You go. I will go. Time to go. It’s get up and go time.
Abraham just left his birthplace during last week’s parasha, Lech L’cha. Now in Chaye Sarah, it’s Rebecca’s turn. There’s a lot to like about Rebecca. She is a pretty decisive woman. She makes her choices and sticks with them. But first, a little background.
Abraham has asked his trusty servant, known as Eliezer, to go back to the old country and get a wife for his son Isaac. Under no circumstances is the woman to come from the Canaanites. There are a lot of verbs in this section – Rebecca is a busy girl. She goes, she lifts, she runs, she waters, she draws (water), she runs some more. It reminiscent of the section last week when Abraham was welcoming his visitors; he ran, hastened, took, bowed, prepared – all in a couple of sentences.
All this busy-ness catches Eliezer’s eyes, and he suggests to her than he should come home to her family and ask them for her hand in marriage, on behalf of his master’s son, Isaac. The family is in favor of the match, but ultimately, it is Rebecca’s choice. “Elech. I will go”
And so one word ensures the continuation of the people, the promise God made to Abraham.
Jewish life is a life of verbs.

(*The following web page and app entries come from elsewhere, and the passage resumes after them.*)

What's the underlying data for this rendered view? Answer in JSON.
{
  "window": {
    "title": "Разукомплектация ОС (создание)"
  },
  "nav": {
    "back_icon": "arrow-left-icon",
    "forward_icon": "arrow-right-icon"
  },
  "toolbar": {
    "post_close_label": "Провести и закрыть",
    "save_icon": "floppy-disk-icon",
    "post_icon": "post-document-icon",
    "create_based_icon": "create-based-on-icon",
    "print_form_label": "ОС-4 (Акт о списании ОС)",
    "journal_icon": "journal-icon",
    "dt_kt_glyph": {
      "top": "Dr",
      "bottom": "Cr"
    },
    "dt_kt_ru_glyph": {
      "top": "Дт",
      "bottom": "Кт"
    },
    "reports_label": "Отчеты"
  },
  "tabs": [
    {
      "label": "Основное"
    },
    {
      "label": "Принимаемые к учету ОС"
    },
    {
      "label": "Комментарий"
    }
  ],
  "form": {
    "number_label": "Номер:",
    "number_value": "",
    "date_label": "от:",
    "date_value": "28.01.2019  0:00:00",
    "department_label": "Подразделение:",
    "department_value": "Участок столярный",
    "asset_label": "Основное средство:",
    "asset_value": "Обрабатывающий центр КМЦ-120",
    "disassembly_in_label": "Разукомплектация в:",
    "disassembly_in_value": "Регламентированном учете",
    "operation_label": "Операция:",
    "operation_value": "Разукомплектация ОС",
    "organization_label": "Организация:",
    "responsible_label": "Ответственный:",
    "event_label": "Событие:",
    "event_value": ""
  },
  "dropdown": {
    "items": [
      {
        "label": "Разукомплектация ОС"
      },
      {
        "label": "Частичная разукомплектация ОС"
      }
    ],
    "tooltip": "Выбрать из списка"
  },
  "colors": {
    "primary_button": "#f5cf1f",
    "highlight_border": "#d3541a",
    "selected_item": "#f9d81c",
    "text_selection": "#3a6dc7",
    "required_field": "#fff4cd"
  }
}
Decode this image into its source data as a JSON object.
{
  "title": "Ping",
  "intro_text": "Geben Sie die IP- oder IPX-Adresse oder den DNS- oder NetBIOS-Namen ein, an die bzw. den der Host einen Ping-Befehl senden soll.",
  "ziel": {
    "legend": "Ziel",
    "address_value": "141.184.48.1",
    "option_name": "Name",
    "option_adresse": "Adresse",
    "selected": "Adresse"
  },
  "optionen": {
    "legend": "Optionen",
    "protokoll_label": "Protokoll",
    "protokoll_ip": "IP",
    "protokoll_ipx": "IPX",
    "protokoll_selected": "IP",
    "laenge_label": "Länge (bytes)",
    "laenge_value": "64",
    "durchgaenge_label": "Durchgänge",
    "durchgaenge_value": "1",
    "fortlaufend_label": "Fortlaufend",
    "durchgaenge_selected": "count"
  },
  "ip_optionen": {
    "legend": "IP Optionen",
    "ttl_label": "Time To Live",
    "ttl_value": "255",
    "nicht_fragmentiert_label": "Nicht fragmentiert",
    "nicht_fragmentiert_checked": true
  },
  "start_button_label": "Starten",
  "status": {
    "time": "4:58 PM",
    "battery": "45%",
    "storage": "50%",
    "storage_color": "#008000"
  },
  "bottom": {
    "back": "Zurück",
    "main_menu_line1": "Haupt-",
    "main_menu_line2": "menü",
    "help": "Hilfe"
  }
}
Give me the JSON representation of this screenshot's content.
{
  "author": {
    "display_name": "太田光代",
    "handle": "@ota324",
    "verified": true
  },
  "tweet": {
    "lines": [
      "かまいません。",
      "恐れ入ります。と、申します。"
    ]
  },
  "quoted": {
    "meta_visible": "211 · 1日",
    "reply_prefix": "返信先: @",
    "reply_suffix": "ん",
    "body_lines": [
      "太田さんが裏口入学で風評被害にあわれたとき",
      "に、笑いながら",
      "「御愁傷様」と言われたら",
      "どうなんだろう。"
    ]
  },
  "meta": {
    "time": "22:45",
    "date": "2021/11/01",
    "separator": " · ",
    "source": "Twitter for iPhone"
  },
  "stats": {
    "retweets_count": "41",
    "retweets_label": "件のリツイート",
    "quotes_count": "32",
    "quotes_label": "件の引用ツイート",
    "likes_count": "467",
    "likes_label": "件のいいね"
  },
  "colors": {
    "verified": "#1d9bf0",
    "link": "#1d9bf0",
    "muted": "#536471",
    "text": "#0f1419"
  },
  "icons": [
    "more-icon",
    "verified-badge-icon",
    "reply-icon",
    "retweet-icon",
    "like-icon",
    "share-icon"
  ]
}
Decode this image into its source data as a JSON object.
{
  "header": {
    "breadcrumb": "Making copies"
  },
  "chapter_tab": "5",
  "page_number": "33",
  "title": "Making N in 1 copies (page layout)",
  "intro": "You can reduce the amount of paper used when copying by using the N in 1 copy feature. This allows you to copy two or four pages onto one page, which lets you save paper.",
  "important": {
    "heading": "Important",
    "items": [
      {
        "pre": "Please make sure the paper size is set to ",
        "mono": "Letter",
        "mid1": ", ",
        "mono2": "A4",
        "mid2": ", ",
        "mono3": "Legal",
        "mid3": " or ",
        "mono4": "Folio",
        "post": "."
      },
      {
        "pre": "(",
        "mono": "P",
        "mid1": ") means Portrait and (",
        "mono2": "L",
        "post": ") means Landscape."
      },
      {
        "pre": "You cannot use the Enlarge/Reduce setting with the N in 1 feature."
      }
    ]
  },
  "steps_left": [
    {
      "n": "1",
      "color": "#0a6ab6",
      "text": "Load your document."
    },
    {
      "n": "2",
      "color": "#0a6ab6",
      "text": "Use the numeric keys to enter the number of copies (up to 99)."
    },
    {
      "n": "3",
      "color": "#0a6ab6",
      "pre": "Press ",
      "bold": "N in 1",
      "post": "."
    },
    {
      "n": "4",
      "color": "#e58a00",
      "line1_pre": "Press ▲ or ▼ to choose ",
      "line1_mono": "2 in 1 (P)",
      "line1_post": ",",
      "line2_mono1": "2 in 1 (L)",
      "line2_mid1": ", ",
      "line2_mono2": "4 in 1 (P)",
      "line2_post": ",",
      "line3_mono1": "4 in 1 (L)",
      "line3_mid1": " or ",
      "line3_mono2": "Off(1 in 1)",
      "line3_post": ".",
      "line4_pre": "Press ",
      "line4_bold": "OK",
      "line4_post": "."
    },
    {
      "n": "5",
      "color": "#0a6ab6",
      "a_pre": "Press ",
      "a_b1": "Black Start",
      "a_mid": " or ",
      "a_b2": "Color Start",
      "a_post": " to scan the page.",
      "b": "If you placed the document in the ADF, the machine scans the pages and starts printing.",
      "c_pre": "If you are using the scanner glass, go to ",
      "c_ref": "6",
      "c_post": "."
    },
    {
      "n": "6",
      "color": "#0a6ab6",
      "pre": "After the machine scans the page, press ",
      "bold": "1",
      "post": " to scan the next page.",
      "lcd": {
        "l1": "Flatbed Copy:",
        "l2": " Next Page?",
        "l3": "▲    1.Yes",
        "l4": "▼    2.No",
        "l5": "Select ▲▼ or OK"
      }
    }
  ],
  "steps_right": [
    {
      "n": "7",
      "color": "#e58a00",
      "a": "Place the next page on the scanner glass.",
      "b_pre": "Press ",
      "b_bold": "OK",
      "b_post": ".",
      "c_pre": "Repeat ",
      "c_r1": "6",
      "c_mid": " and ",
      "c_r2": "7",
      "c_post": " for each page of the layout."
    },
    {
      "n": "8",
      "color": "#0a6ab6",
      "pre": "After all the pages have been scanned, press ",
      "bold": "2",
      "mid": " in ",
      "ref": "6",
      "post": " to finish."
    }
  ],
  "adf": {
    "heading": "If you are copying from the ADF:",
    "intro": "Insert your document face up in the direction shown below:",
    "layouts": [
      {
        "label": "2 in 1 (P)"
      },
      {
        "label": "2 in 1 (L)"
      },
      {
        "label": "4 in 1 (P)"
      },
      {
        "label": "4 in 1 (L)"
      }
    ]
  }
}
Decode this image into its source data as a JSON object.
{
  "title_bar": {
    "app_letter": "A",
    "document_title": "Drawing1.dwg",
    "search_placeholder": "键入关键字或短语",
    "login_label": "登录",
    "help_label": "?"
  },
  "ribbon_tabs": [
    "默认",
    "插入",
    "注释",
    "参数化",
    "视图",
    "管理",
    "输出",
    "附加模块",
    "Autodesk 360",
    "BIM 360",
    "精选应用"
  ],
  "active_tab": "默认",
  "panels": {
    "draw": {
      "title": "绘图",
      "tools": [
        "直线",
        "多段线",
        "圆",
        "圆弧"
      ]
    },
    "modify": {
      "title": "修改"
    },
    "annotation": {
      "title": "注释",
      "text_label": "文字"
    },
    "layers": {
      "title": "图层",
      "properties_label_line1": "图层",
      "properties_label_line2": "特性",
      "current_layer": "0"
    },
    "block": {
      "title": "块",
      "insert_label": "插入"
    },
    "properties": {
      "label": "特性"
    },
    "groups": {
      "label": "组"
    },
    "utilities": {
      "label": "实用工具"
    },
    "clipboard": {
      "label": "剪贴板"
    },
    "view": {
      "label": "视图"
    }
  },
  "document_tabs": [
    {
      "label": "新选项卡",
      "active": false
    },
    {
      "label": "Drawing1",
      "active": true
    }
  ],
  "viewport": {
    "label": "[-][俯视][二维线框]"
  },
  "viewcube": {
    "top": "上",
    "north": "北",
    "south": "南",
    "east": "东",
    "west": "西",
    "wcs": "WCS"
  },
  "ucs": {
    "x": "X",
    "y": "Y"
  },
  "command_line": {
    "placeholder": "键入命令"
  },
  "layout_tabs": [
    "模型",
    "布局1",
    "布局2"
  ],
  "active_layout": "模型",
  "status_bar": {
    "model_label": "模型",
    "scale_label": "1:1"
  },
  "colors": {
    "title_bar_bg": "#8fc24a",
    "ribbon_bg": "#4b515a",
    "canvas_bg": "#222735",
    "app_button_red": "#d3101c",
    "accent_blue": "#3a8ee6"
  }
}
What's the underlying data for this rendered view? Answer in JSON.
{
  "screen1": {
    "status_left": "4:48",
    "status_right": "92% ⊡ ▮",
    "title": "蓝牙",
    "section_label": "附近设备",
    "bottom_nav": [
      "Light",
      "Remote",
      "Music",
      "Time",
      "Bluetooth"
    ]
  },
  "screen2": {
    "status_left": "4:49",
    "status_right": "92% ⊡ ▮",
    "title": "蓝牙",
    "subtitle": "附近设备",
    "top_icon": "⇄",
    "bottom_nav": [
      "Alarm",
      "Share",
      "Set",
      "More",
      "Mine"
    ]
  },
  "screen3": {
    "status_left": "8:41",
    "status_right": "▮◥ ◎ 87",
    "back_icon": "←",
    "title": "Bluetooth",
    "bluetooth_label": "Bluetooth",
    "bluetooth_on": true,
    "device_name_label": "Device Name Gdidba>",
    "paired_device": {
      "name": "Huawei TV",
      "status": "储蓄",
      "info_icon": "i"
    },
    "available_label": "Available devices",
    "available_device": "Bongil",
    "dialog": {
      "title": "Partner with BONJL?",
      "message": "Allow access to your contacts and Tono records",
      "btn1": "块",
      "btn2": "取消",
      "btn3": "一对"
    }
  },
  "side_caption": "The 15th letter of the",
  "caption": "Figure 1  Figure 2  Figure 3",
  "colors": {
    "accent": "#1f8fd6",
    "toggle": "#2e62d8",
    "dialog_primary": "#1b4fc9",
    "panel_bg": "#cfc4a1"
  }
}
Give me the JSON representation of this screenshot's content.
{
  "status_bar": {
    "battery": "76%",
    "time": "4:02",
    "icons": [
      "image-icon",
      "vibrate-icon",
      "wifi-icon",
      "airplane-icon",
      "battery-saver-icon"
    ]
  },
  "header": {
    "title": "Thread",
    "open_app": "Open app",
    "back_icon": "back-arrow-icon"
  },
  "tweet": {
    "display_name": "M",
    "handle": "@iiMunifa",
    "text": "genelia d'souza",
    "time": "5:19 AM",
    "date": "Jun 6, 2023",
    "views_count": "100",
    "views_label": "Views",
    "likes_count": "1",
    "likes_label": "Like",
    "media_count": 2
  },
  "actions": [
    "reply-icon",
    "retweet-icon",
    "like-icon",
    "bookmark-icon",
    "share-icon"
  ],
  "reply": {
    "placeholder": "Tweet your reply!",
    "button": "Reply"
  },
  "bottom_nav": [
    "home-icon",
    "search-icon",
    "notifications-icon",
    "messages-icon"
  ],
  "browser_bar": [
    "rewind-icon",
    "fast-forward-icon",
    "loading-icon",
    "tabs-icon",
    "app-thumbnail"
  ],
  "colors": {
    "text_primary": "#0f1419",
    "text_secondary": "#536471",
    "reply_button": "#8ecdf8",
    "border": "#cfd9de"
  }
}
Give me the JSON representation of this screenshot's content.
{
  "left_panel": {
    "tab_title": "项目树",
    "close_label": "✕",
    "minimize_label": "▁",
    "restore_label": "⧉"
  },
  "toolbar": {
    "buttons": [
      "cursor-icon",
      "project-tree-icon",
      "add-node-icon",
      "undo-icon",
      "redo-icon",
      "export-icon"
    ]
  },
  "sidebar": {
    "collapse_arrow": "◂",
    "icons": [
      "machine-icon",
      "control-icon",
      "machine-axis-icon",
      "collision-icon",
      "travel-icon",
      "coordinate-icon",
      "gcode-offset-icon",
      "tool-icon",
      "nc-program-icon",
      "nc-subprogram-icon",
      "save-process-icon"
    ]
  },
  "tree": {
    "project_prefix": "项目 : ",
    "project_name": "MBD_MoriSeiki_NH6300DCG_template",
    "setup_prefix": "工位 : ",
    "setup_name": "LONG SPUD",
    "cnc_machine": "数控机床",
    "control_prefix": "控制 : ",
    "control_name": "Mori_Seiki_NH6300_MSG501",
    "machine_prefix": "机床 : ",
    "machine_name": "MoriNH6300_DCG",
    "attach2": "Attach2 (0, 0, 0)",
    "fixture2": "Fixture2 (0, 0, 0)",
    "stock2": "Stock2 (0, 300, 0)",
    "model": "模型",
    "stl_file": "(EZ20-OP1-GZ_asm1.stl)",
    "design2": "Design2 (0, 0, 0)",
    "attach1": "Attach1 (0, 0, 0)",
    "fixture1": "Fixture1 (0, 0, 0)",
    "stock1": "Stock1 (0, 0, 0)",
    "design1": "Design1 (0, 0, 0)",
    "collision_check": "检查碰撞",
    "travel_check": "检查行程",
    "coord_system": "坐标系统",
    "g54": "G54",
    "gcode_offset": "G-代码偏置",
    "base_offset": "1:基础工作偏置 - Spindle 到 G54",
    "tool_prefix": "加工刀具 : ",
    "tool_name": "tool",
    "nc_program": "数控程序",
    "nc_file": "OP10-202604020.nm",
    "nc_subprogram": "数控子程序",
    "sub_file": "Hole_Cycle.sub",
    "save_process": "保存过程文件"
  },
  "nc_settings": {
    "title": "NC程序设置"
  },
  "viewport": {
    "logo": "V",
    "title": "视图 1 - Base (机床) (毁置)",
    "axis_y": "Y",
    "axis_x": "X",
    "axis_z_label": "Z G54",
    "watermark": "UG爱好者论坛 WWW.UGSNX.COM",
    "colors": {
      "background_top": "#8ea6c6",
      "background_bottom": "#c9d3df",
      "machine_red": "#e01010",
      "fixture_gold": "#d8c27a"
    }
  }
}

We do. We do and hear, as we read in Exodus 24. Jewish life goes beyond Jewish learning. Jewish life is Jewish living, emphasis on the –ing.
This weekend is the ultimate Chicago experience of Jewish living, Limmud Chicago. This is the annual festival of Jewish learning, taking place Nov 15, 16 in Skokie IL. (I’m posting this a bit early, so you have enough time to register; pre-registration closes Wednesday, but you can always walk in the day of, but it’s a little more cost.) But it’s not just learning – it’s all the verbs that go with the learning: sharing, exploring, stretching your horizons, running (to the next session) , sitting, talking (with the interesting person you just met in a session), connecting, and building. And just as Rebecca’s one word, “elech, I will go” ensured the future, moving from clan to community, Limmud does the same. The whole community gathers, regardless of denomination, affiliation, background, knowledge or profession. Not only professionals teach, and everyone is a learner. There is no other opportunity like this, an experience based on respect, empowerment, volunteerism and passion. A community that learns like this ensures the an engaged, active future. I really believe that, because when a community cares, a community survives.
These are not just words, just as “lech l’cha” and “elech” are not just words. They stand for movement, moving forward into a future. Rebecca grabbed her chance to make a difference. You can do that too by coming to Limmud Chicago this weekend, making a difference in your own Jewish life. Josh Nelson and Neshama Carlebach will lead Havdalah, and will join other invited presenters like Joel Grishaver, Amichai Lau Laie, and Yaffa Eptstein. The rest of the 70-ish presenters? People like you and me….people who have something to share. Check out the program. If you can’t find a handful of sessions you’d like to experience, well then….actually, I’ve never known anyone who didn’t.
Limmud Chicago is one of over 60 cities around the world, hosting events just like this. Limmud lives by this goal: Wherever you are on your Jewish journey Limmud will take you one step further. Motion forward, full of verbs. Join hundreds of other members of the community at Limmud Chicago. See you there.